  • anthralin;
  • hair growth;
  • irritation;
  • mouse;
  • protein kinase C;
  • sodium dodecyl sulphate;
  • Western blots.

Induction of hair growth by skin irritants and its relation to skin protein kinase C (PKC) isoforms were evaluated. Dorsal skin of BALB/c mice was shaved and anthralin (0.1% in corn oil) was applied on one side of the shaved backs in 20 mice daily for 5 days. The corresponding opposite side treated with corn oil served as a control. In another 20 mice, sodium dodecyl sulphate (SDS, 10% in water) was applied on one side of the shaved backs for 5 days by the same procedure as above and the corresponding opposite side treated with water served as control. Visible acceleration of hair growth on anthralin-treated skin was observed as early as 14 days after the application of anthralin and significant hair growth was observed at about 17–20 days. Enhancement of hair growth on SDS-treated skin was observed at about 3 weeks from the beginning of the treatment.
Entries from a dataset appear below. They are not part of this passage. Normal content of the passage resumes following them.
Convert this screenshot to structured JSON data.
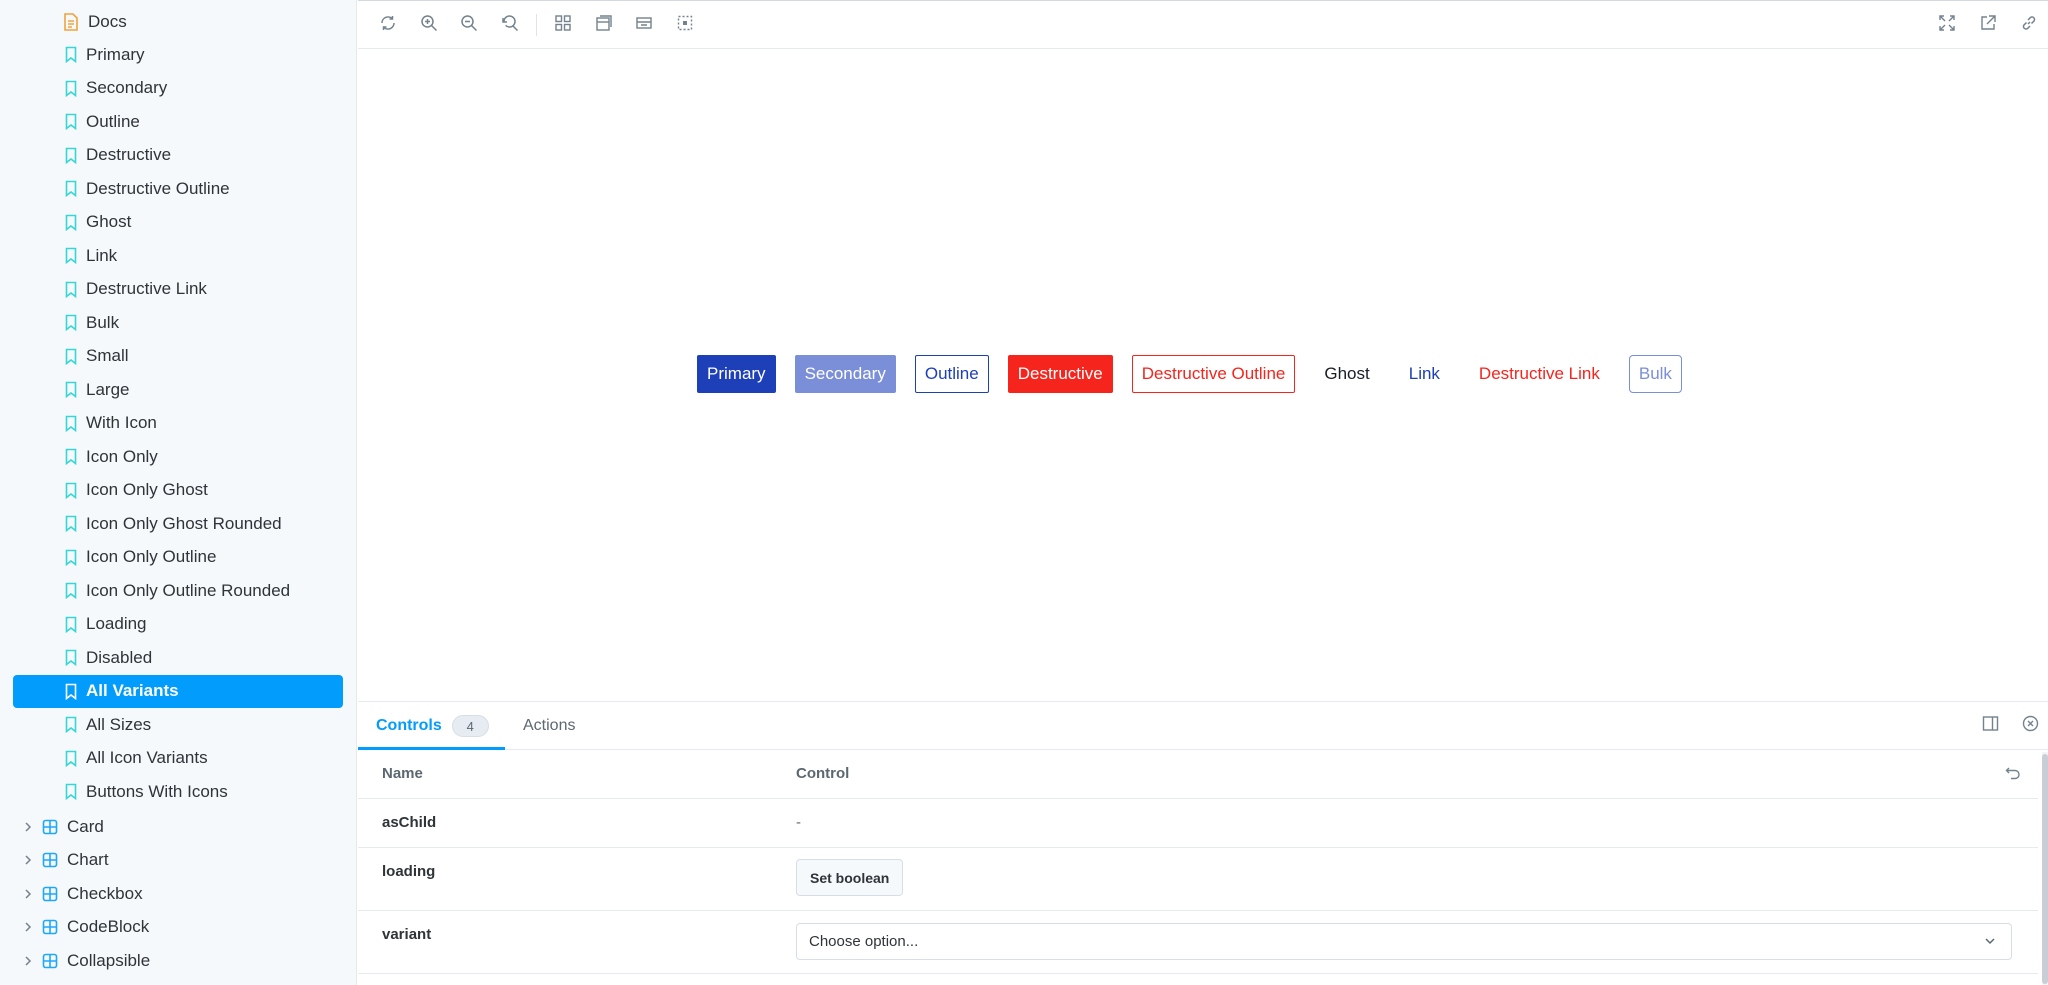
{
  "sidebar": {
    "docs_label": "Docs",
    "stories": [
      {
        "label": "Primary"
      },
      {
        "label": "Secondary"
      },
      {
        "label": "Outline"
      },
      {
        "label": "Destructive"
      },
      {
        "label": "Destructive Outline"
      },
      {
        "label": "Ghost"
      },
      {
        "label": "Link"
      },
      {
        "label": "Destructive Link"
      },
      {
        "label": "Bulk"
      },
      {
        "label": "Small"
      },
      {
        "label": "Large"
      },
      {
        "label": "With Icon"
      },
      {
        "label": "Icon Only"
      },
      {
        "label": "Icon Only Ghost"
      },
      {
        "label": "Icon Only Ghost Rounded"
      },
      {
        "label": "Icon Only Outline"
      },
      {
        "label": "Icon Only Outline Rounded"
      },
      {
        "label": "Loading"
      },
      {
        "label": "Disabled"
      },
      {
        "label": "All Variants",
        "selected": true
      },
      {
        "label": "All Sizes"
      },
      {
        "label": "All Icon Variants"
      },
      {
        "label": "Buttons With Icons"
      }
    ],
    "groups": [
      {
        "label": "Card"
      },
      {
        "label": "Chart"
      },
      {
        "label": "Checkbox"
      },
      {
        "label": "CodeBlock"
      },
      {
        "label": "Collapsible"
      }
    ]
  },
  "toolbar": {
    "left_icons": [
      "reload-icon",
      "zoom-in-icon",
      "zoom-out-icon",
      "zoom-reset-icon",
      "grid-icon",
      "background-icon",
      "viewport-icon",
      "outline-icon"
    ],
    "right_icons": [
      "fullscreen-icon",
      "open-new-tab-icon",
      "copy-link-icon"
    ]
  },
  "canvas": {
    "buttons": [
      {
        "label": "Primary",
        "variant": "primary"
      },
      {
        "label": "Secondary",
        "variant": "secondary"
      },
      {
        "label": "Outline",
        "variant": "outline"
      },
      {
        "label": "Destructive",
        "variant": "destructive"
      },
      {
        "label": "Destructive Outline",
        "variant": "destructive-outline"
      },
      {
        "label": "Ghost",
        "variant": "ghost"
      },
      {
        "label": "Link",
        "variant": "link"
      },
      {
        "label": "Destructive Link",
        "variant": "destructive-link"
      },
      {
        "label": "Bulk",
        "variant": "bulk"
      }
    ]
  },
  "addons": {
    "tabs": [
      {
        "label": "Controls",
        "badge": "4",
        "active": true
      },
      {
        "label": "Actions"
      }
    ],
    "table": {
      "header_name": "Name",
      "header_control": "Control",
      "rows": [
        {
          "name": "asChild",
          "value": "-"
        },
        {
          "name": "loading",
          "button": "Set boolean"
        },
        {
          "name": "variant",
          "select": "Choose option..."
        }
      ]
    }
  },
  "colors": {
    "accent": "#029cfd",
    "primary": "#1d3fb8",
    "secondary": "#7b8ed8",
    "destructive": "#f5241c",
    "doc_icon": "#f0a33b",
    "story_icon": "#37d5d3",
    "component_icon": "#1ea7fd"
  }
}
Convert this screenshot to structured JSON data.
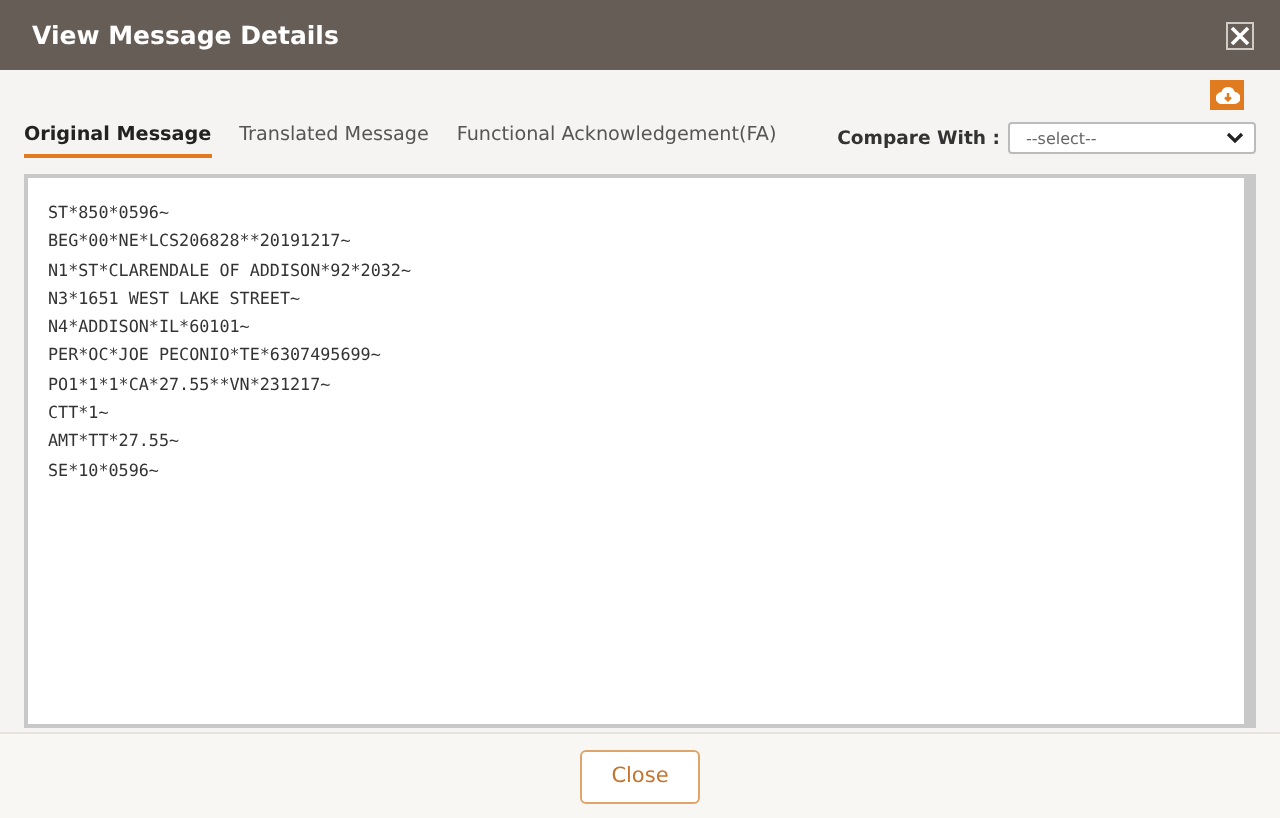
{
  "window": {
    "title": "View Message Details"
  },
  "tabs": [
    {
      "label": "Original Message",
      "selected": true
    },
    {
      "label": "Translated Message",
      "selected": false
    },
    {
      "label": "Functional Acknowledgement(FA)",
      "selected": false
    }
  ],
  "compare": {
    "label": "Compare With :",
    "value": "--select--"
  },
  "message_lines": [
    "ST*850*0596~",
    "BEG*00*NE*LCS206828**20191217~",
    "N1*ST*CLARENDALE OF ADDISON*92*2032~",
    "N3*1651 WEST LAKE STREET~",
    "N4*ADDISON*IL*60101~",
    "PER*OC*JOE PECONIO*TE*6307495699~",
    "PO1*1*1*CA*27.55**VN*231217~",
    "CTT*1~",
    "AMT*TT*27.55~",
    "SE*10*0596~"
  ],
  "buttons": [
    "Close"
  ]
}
None of the mice showed remarkable hair growth on the control side in either group. Mouse skin PKC isoforms levels detected by Western blot showed a similar pattern in both treatment groups. PKC α was downregulated initially, and was then elevated from 3 days after anthralin treatment and 14 days after SDS application. PKC β was unchanged initially, decreased at 8 and 14 days after anthralin and SDS treatment, respectively, and reverted to the control level at 25 days after anthralin treatment, when it was still lower than the control in SDS-treated skin. PKC δ was also unchanged at first, but was elevated from 3 days after anthralin treatment and 14 days after SDS application. These results suggest that involvement of PKC may be a general phenomenon in irritant-induced hair growth in mice. Considering the stimulatory effect of PKC α and inhibitory effect of PKC δ on cell growth, we postulate that PKC α may be responsible for enhancement of hair growth while PKC δ may inhibit hair growth to keep the hair growth in balance.